And that's it. That's how I became a magician! I haven't really checked the career opportunities yet, but I'm still pretty sure I want to follow the path ^^ So what about you? What are the superpowers entangled deep in there that your own experience taught you? I'm now very curious about all those wizardries that help you make your own way through life. Which one is the hat you like to place on your head, not because it's fancy or pleases appearances but because it's the one you feel the most like wearing? Which one is the hat that digs out your dreams and ambitions, the one that makes you realize how powerful you are? What imaginary piece of clothe is the best fit catalyst for your spirit? Because should you be the cow-boy or the fireman, tank or carry, no hero sombrero ever packs its own enchantment. You just need to pick your trick. Flick a stick or kick the brick but light the wick! You are the magic in the fabric.

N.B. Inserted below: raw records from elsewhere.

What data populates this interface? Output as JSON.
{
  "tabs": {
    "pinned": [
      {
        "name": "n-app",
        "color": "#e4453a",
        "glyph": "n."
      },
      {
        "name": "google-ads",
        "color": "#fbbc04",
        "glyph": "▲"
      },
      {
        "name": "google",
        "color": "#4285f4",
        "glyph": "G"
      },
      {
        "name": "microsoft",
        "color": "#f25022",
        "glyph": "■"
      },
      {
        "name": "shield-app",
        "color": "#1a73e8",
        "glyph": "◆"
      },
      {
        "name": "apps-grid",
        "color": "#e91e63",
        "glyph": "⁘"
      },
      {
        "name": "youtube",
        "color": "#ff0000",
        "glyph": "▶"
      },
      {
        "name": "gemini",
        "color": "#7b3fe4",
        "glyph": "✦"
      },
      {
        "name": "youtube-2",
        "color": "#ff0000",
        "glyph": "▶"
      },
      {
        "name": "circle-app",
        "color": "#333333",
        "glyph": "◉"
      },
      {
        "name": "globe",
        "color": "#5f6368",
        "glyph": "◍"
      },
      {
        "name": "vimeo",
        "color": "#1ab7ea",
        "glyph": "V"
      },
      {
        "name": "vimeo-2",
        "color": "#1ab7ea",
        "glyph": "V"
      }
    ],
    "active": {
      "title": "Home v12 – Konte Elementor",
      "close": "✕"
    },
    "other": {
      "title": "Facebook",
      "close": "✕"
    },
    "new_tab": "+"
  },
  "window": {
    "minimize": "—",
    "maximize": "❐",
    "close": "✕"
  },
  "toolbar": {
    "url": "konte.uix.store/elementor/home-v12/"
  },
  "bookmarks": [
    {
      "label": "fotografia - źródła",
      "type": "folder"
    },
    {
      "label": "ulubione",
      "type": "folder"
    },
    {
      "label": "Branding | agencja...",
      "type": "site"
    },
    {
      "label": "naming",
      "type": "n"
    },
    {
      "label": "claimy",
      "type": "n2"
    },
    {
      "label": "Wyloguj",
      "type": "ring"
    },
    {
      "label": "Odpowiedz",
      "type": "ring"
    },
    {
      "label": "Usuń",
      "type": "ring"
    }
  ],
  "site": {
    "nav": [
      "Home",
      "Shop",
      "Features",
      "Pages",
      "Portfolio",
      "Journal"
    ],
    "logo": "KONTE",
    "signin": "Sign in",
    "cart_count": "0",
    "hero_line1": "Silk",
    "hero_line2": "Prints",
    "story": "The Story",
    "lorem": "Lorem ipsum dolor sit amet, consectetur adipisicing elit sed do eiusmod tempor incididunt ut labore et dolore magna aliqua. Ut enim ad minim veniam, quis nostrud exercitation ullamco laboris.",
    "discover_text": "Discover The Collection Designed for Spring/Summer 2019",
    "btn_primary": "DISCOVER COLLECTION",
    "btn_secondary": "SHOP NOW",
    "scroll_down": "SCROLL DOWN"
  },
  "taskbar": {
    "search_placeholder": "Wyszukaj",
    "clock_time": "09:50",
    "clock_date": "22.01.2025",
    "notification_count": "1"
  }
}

To finish, I would like to send many thanks to the beautiful people who shared the path of the Santa Cruz trek with me. During four days, this hike brought me to the most fascinating mountainous landscape I've ever seen. If you ever happen to go to Peru, you should definitely consider Huaraz and its surroundings! Thank you also for all the pictures I robbed. I must admit that close to none of them displayed here were taken by me… Special thanks to Ben for his amazing conversation and curiosity (unfortunately you were wrong about Trump :/) to Sheila who is one of the rare women I met who know what LXC and Docker are (Asians…) and to Ramiro for all his useful tips about Ecuador which later turned out to be very handy. May god almighty have mercy on your everlasting souls ;)